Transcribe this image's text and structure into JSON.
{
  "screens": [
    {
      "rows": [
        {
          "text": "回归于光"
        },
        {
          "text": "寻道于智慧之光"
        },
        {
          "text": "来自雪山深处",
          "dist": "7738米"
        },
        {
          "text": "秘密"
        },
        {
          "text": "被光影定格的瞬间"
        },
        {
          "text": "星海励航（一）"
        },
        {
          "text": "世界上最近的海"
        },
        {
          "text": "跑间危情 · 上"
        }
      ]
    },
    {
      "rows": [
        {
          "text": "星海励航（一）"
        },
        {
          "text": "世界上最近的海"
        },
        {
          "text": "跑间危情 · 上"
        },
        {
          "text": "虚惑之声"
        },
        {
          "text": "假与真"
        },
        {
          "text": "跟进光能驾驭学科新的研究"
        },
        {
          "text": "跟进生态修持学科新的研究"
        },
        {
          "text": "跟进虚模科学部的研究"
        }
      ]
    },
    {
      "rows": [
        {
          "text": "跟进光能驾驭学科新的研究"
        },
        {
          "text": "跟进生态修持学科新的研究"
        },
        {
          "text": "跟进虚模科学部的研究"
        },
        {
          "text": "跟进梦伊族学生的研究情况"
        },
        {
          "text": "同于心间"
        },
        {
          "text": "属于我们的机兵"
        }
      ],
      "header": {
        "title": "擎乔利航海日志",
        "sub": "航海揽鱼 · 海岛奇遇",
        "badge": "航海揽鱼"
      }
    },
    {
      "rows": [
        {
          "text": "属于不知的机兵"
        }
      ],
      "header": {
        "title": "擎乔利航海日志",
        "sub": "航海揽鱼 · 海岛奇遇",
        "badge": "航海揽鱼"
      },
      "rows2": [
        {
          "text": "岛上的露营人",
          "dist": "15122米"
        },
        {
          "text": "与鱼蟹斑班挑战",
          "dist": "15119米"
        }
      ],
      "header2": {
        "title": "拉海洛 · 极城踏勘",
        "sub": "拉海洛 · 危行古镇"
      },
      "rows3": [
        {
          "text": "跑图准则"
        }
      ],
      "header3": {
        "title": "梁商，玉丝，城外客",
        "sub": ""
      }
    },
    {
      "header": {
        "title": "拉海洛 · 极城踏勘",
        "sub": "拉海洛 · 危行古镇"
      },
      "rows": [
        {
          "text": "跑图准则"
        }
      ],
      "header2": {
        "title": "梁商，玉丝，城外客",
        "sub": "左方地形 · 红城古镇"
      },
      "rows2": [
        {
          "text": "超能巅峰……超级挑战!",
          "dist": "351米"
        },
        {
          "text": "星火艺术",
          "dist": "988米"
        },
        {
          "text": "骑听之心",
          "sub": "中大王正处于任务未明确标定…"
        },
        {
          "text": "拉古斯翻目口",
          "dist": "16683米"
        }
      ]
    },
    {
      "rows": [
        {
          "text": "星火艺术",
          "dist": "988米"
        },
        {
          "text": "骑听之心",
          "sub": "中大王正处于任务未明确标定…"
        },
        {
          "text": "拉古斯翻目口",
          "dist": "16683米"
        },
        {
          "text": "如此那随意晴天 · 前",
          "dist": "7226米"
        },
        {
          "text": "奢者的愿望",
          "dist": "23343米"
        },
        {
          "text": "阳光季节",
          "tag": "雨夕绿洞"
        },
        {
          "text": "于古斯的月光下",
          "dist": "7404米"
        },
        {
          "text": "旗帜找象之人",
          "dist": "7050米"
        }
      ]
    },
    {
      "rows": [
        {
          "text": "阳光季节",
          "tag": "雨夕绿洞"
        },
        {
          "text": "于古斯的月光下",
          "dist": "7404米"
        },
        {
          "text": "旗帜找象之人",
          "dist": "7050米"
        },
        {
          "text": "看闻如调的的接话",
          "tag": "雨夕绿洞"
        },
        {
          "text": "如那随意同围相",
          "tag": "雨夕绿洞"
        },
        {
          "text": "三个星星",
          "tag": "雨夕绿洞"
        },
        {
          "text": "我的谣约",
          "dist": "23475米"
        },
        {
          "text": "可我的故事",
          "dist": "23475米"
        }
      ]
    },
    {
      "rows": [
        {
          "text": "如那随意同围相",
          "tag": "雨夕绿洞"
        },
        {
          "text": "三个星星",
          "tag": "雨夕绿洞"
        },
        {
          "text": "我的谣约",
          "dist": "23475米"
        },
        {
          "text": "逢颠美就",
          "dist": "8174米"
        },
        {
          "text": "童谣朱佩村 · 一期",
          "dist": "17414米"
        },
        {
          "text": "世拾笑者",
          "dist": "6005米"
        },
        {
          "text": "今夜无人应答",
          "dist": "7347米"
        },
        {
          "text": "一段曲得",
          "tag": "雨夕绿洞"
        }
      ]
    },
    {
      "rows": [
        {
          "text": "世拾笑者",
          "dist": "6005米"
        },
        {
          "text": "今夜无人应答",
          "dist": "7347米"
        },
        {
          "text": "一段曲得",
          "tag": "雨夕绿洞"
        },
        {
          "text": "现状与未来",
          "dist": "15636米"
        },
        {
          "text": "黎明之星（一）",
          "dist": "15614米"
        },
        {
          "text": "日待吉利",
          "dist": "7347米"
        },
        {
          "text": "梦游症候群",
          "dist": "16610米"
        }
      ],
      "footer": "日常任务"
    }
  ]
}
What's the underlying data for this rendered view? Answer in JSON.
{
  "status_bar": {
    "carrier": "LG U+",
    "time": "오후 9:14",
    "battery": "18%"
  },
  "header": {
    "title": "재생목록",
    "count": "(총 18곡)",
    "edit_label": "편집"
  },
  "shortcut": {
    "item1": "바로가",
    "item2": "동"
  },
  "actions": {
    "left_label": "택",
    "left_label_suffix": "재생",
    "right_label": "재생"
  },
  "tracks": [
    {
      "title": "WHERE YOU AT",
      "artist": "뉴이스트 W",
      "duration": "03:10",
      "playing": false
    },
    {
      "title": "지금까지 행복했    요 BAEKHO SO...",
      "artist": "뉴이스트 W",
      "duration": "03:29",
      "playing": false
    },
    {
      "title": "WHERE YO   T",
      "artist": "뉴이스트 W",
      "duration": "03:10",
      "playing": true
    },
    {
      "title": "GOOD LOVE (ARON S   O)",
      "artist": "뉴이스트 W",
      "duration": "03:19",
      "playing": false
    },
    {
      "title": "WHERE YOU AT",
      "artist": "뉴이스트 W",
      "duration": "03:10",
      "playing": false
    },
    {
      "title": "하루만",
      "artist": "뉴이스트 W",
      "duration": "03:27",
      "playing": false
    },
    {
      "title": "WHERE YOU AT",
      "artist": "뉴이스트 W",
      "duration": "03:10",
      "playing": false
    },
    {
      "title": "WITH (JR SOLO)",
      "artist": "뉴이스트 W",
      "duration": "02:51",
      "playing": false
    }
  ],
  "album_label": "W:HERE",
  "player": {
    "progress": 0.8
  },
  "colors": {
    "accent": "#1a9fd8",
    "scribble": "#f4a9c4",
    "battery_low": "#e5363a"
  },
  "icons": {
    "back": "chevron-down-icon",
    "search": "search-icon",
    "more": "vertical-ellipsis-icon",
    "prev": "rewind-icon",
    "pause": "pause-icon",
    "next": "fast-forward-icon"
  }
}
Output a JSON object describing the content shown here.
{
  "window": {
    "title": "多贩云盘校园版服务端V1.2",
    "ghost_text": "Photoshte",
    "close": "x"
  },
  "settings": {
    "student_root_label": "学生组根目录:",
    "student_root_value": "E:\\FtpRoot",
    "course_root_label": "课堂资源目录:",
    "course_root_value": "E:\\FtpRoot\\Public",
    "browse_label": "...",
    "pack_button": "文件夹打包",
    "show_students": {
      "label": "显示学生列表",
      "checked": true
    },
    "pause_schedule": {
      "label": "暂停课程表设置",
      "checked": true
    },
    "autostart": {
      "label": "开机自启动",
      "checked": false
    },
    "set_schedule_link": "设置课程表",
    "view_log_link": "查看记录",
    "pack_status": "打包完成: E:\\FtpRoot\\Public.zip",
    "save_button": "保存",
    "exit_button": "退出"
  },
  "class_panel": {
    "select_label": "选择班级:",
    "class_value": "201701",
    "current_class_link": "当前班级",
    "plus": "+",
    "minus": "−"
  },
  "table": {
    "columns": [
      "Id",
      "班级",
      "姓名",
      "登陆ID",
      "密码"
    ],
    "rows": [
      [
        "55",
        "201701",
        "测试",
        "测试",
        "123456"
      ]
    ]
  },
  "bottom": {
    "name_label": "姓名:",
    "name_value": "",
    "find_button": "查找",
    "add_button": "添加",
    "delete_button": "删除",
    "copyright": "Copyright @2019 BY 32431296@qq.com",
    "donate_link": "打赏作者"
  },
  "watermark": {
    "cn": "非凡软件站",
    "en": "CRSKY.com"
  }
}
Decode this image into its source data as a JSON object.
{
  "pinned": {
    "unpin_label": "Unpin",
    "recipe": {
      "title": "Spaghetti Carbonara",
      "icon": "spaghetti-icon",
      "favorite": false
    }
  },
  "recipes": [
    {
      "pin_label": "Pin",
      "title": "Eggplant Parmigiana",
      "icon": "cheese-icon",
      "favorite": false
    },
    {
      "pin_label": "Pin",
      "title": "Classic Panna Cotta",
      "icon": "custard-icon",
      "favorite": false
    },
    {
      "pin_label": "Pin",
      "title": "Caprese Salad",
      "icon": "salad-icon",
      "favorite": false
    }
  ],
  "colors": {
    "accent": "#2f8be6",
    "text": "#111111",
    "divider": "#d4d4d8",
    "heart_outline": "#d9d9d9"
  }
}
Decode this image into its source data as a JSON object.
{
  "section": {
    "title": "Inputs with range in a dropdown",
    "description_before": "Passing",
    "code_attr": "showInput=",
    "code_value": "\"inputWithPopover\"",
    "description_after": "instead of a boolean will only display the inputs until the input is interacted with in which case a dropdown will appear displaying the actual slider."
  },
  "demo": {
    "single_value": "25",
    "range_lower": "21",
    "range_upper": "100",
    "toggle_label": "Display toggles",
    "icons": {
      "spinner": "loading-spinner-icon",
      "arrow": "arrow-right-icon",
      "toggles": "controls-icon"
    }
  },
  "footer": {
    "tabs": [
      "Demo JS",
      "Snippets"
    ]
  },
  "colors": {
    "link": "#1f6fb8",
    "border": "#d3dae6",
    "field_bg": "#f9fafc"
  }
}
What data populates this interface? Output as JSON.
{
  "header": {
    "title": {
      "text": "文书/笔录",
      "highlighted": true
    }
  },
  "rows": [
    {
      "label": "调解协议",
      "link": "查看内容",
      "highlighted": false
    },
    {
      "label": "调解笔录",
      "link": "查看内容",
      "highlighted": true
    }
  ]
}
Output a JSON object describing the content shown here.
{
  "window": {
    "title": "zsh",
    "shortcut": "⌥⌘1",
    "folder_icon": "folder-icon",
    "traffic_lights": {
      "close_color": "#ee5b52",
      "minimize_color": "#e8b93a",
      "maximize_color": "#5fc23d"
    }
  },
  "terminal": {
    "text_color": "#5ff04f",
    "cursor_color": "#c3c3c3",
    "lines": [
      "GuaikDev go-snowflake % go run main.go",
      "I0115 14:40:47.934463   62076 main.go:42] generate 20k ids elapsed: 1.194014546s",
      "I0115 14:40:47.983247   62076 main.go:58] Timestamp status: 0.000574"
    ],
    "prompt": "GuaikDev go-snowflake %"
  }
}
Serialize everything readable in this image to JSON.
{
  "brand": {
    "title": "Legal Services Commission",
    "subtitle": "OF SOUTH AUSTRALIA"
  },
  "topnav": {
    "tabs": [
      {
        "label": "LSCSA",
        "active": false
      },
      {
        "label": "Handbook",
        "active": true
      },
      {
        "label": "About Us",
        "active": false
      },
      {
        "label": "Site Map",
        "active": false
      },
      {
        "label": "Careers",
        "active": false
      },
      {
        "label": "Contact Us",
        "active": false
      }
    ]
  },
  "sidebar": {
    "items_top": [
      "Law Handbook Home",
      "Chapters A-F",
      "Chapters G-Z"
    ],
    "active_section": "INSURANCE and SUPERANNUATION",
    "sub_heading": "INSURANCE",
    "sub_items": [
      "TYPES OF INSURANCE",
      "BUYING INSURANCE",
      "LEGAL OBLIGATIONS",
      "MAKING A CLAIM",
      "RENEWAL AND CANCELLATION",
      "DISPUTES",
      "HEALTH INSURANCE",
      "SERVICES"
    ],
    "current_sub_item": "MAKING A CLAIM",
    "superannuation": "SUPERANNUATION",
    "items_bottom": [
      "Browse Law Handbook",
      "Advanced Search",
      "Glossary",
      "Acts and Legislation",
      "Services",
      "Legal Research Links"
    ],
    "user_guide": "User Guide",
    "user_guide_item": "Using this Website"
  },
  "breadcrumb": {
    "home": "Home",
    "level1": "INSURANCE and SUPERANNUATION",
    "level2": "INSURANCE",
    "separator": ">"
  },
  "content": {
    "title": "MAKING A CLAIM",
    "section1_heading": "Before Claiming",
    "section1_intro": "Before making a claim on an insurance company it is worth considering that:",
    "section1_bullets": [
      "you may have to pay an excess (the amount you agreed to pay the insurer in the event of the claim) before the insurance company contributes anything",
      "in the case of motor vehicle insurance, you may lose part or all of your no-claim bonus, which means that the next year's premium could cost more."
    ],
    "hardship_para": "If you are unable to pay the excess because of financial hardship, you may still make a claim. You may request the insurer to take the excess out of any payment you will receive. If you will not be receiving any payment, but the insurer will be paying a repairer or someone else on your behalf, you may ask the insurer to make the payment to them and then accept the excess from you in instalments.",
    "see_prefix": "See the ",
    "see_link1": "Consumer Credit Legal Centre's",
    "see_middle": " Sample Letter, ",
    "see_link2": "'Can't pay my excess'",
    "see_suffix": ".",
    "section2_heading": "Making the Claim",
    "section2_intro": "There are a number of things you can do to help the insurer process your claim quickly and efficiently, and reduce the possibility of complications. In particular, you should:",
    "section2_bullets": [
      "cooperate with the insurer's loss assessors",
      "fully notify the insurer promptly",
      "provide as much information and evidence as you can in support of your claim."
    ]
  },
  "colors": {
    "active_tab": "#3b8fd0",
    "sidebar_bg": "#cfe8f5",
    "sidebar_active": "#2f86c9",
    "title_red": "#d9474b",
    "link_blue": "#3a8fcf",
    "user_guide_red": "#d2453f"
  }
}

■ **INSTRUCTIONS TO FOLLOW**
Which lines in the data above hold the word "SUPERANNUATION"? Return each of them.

■ **SOLUTION FOR THIS TASK**
    "active_section": "INSURANCE and SUPERANNUATION",
    "superannuation": "SUPERANNUATION",
    "level1": "INSURANCE and SUPERANNUATION",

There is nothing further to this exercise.